Data extracts:
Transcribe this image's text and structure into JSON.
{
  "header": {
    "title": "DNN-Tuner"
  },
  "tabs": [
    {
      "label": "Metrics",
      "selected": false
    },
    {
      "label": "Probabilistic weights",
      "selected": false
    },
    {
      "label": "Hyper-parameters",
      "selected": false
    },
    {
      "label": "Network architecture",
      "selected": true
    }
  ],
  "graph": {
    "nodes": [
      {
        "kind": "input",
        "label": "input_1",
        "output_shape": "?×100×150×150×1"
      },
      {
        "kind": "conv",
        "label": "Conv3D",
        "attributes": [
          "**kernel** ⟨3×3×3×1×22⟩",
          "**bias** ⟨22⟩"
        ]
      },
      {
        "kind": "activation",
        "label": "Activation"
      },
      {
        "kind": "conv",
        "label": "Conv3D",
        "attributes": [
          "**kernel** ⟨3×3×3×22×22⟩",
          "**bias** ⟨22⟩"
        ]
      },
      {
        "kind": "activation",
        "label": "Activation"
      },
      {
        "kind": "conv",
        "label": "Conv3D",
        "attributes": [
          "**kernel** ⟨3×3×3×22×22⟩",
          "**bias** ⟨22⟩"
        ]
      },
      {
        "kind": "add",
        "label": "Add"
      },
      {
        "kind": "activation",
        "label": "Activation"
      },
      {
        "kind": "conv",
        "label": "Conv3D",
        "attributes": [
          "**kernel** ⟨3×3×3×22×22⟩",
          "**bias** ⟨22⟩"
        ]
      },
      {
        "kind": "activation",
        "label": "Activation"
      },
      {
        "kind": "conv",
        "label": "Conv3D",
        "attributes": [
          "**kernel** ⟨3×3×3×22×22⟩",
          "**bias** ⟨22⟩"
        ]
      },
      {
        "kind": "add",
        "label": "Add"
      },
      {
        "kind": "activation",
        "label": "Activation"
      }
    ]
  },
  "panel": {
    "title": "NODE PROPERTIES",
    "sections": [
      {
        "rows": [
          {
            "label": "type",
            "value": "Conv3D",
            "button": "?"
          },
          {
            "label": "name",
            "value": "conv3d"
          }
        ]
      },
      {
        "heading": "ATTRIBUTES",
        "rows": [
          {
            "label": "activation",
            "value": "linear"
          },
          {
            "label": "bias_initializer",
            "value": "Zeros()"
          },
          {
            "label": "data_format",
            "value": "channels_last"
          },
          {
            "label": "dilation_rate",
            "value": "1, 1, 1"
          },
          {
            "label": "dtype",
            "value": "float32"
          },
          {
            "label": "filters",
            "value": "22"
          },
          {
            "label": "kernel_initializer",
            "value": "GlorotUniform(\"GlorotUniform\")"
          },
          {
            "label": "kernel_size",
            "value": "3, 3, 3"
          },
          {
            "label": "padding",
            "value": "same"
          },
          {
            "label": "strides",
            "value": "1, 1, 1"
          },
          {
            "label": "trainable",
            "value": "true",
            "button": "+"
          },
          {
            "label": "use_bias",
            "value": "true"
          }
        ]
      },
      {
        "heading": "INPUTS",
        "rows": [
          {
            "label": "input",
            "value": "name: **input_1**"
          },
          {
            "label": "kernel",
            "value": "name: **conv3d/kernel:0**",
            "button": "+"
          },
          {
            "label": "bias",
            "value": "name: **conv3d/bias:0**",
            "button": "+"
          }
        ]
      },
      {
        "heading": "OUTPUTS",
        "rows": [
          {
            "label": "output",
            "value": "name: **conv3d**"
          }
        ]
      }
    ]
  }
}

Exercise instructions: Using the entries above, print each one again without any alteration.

Exercise response:
Transcribe this image's text and structure into JSON.
{
  "header": {
    "title": "DNN-Tuner"
  },
  "tabs": [
    {
      "label": "Metrics",
      "selected": false
    },
    {
      "label": "Probabilistic weights",
      "selected": false
    },
    {
      "label": "Hyper-parameters",
      "selected": false
    },
    {
      "label": "Network architecture",
      "selected": true
    }
  ],
  "graph": {
    "nodes": [
      {
        "kind": "input",
        "label": "input_1",
        "output_shape": "?×100×150×150×1"
      },
      {
        "kind": "conv",
        "label": "Conv3D",
        "attributes": [
          "**kernel** ⟨3×3×3×1×22⟩",
          "**bias** ⟨22⟩"
        ]
      },
      {
        "kind": "activation",
        "label": "Activation"
      },
      {
        "kind": "conv",
        "label": "Conv3D",
        "attributes": [
          "**kernel** ⟨3×3×3×22×22⟩",
          "**bias** ⟨22⟩"
        ]
      },
      {
        "kind": "activation",
        "label": "Activation"
      },
      {
        "kind": "conv",
        "label": "Conv3D",
        "attributes": [
          "**kernel** ⟨3×3×3×22×22⟩",
          "**bias** ⟨22⟩"
        ]
      },
      {
        "kind": "add",
        "label": "Add"
      },
      {
        "kind": "activation",
        "label": "Activation"
      },
      {
        "kind": "conv",
        "label": "Conv3D",
        "attributes": [
          "**kernel** ⟨3×3×3×22×22⟩",
          "**bias** ⟨22⟩"
        ]
      },
      {
        "kind": "activation",
        "label": "Activation"
      },
      {
        "kind": "conv",
        "label": "Conv3D",
        "attributes": [
          "**kernel** ⟨3×3×3×22×22⟩",
          "**bias** ⟨22⟩"
        ]
      },
      {
        "kind": "add",
        "label": "Add"
      },
      {
        "kind": "activation",
        "label": "Activation"
      }
    ]
  },
  "panel": {
    "title": "NODE PROPERTIES",
    "sections": [
      {
        "rows": [
          {
            "label": "type",
            "value": "Conv3D",
            "button": "?"
          },
          {
            "label": "name",
            "value": "conv3d"
          }
        ]
      },
      {
        "heading": "ATTRIBUTES",
        "rows": [
          {
            "label": "activation",
            "value": "linear"
          },
          {
            "label": "bias_initializer",
            "value": "Zeros()"
          },
          {
            "label": "data_format",
            "value": "channels_last"
          },
          {
            "label": "dilation_rate",
            "value": "1, 1, 1"
          },
          {
            "label": "dtype",
            "value": "float32"
          },
          {
            "label": "filters",
            "value": "22"
          },
          {
            "label": "kernel_initializer",
            "value": "GlorotUniform(\"GlorotUniform\")"
          },
          {
            "label": "kernel_size",
            "value": "3, 3, 3"
          },
          {
            "label": "padding",
            "value": "same"
          },
          {
            "label": "strides",
            "value": "1, 1, 1"
          },
          {
            "label": "trainable",
            "value": "true",
            "button": "+"
          },
          {
            "label": "use_bias",
            "value": "true"
          }
        ]
      },
      {
        "heading": "INPUTS",
        "rows": [
          {
            "label": "input",
            "value": "name: **input_1**"
          },
          {
            "label": "kernel",
            "value": "name: **conv3d/kernel:0**",
            "button": "+"
          },
          {
            "label": "bias",
            "value": "name: **conv3d/bias:0**",
            "button": "+"
          }
        ]
      },
      {
        "heading": "OUTPUTS",
        "rows": [
          {
            "label": "output",
            "value": "name: **conv3d**"
          }
        ]
      }
    ]
  }
}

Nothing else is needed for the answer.